=== Task statement ===
Copy each line of the records that contains the word "subtitle".

=== Material provided ===
********

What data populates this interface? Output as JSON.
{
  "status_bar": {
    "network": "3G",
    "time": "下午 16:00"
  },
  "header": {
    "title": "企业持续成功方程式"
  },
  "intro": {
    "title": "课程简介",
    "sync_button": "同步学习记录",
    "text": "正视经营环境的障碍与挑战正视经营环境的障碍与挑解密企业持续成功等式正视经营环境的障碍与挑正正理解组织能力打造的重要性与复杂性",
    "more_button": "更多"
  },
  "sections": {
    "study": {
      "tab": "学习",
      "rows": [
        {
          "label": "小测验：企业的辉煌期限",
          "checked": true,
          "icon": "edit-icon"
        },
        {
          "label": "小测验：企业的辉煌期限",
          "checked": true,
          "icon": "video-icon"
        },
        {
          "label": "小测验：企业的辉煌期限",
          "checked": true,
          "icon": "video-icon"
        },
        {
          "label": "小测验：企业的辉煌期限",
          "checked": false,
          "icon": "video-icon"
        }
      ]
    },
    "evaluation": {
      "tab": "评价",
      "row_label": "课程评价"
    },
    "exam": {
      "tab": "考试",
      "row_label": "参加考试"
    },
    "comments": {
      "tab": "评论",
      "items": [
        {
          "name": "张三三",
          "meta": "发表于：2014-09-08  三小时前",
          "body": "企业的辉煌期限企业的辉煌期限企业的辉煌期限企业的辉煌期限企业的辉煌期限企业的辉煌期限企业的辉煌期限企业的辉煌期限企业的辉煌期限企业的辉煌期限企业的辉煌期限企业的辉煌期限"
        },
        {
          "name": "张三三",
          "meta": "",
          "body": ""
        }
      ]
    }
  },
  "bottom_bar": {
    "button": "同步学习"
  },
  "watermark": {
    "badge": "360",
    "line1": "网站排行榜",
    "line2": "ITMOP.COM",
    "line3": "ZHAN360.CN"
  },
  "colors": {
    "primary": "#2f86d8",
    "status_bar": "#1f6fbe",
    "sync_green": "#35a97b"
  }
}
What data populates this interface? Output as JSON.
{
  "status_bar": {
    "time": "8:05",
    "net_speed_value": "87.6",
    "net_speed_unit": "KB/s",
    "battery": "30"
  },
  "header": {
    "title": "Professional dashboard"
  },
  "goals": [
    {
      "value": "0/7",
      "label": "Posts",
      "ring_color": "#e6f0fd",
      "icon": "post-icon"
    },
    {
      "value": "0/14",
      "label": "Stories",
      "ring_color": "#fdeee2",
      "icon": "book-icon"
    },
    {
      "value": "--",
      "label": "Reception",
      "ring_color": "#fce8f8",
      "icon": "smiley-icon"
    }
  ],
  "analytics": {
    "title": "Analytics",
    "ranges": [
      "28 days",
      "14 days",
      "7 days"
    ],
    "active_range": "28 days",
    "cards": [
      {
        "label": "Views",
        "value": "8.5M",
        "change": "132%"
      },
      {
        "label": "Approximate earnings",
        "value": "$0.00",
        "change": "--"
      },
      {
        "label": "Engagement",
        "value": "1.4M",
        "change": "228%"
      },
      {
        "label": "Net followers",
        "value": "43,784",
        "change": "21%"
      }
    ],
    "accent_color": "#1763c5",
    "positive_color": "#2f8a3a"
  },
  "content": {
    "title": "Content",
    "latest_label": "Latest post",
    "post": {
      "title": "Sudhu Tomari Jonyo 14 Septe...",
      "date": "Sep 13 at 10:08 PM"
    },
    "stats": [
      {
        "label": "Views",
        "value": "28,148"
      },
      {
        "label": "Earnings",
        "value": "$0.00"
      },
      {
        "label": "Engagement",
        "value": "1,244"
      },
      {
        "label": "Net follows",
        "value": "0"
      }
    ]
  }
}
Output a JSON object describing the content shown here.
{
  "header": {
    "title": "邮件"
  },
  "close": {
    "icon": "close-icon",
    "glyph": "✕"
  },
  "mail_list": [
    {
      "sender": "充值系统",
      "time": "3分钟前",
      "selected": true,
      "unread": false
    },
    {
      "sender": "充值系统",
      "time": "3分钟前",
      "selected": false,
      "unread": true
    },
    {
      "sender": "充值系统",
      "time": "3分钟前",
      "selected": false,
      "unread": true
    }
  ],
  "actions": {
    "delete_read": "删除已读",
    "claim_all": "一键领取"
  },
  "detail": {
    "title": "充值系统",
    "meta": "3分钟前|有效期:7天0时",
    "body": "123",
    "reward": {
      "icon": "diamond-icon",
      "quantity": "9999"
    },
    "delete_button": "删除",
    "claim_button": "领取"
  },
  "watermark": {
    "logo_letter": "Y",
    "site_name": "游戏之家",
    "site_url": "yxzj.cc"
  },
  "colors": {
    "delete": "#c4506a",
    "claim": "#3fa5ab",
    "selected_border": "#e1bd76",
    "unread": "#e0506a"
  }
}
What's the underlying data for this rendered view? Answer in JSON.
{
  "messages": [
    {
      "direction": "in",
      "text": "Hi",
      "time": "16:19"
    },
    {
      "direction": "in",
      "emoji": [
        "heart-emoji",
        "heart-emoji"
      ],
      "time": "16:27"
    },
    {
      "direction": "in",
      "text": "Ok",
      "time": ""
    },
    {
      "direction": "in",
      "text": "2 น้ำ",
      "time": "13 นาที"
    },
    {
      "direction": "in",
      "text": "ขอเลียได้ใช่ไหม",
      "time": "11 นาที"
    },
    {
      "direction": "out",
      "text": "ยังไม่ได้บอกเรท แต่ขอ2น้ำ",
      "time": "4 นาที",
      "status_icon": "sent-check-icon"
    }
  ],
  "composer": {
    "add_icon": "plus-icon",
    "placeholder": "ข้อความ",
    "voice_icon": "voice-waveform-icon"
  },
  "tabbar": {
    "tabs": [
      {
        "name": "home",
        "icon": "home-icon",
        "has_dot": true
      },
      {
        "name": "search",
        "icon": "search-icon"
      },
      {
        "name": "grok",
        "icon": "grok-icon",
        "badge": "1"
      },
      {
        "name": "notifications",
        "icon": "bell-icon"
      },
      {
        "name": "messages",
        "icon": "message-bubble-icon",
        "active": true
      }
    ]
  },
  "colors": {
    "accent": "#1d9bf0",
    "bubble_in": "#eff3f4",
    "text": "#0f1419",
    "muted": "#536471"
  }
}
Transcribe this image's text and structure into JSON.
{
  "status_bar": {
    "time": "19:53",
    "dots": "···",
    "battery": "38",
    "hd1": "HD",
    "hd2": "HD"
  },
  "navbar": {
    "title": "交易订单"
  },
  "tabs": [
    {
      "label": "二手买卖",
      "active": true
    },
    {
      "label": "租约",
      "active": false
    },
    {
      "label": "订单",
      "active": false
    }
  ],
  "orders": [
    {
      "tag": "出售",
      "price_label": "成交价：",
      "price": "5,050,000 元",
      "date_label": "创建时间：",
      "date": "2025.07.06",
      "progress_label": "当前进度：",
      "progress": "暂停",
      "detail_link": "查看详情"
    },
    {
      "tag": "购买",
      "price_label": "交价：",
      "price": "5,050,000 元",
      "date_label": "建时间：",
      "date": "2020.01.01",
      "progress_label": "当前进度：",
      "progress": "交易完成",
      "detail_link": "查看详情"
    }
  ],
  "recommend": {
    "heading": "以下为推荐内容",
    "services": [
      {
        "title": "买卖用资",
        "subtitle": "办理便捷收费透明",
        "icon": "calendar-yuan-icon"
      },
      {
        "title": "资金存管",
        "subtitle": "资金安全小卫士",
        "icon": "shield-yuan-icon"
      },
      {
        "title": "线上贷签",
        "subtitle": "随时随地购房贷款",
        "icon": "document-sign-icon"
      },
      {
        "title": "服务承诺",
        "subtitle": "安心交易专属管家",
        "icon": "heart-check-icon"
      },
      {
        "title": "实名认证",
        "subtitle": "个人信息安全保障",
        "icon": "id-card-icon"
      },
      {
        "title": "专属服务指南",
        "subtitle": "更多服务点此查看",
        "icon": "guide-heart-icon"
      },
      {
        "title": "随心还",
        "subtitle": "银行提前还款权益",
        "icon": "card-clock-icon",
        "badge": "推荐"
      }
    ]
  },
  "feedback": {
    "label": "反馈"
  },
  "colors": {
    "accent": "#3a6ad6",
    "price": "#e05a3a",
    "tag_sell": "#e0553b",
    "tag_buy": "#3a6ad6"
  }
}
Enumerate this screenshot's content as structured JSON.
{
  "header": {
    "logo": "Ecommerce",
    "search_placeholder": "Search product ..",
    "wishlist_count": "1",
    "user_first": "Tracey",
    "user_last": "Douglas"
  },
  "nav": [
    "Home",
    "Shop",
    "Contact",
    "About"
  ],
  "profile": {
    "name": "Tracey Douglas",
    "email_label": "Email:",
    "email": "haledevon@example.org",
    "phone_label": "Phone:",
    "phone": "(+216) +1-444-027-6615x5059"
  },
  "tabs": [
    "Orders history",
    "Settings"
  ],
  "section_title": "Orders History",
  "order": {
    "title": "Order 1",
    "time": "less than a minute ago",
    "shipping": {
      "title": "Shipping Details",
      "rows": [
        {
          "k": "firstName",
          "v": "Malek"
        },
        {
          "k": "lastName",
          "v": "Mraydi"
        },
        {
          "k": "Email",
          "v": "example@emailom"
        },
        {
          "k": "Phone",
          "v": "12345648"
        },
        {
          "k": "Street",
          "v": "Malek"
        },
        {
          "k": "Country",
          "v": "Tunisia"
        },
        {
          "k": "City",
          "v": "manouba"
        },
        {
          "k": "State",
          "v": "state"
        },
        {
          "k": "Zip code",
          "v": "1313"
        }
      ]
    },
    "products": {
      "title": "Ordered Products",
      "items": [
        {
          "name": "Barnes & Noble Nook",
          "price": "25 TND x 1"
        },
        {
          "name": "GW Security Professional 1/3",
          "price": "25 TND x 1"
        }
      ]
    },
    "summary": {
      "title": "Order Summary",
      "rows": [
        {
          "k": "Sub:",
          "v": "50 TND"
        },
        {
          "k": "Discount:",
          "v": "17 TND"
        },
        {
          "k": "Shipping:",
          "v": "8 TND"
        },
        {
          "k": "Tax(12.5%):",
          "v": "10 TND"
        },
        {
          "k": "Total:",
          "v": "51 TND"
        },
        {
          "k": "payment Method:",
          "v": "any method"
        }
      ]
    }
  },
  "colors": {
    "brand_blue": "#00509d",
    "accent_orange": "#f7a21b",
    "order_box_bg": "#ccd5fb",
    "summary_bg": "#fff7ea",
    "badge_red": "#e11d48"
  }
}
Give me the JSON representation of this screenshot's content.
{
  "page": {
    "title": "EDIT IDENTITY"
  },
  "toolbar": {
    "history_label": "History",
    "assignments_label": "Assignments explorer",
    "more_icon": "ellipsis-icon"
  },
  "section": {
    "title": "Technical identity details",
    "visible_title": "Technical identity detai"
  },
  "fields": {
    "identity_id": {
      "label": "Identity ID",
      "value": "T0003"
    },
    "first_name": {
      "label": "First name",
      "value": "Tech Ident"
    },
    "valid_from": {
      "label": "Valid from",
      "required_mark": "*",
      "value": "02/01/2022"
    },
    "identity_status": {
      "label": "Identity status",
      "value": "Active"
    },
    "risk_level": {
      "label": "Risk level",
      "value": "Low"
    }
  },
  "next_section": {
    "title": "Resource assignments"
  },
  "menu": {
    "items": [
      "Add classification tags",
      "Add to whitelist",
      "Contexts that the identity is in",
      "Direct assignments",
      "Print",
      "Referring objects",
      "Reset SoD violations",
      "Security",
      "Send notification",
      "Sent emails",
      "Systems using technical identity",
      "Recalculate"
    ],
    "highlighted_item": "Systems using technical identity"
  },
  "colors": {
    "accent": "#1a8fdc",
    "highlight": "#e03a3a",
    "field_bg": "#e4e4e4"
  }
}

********

=== Completed task ===
        "subtitle": "办理便捷收费透明",
        "subtitle": "资金安全小卫士",
        "subtitle": "随时随地购房贷款",
        "subtitle": "安心交易专属管家",
        "subtitle": "个人信息安全保障",
        "subtitle": "更多服务点此查看",
        "subtitle": "银行提前还款权益",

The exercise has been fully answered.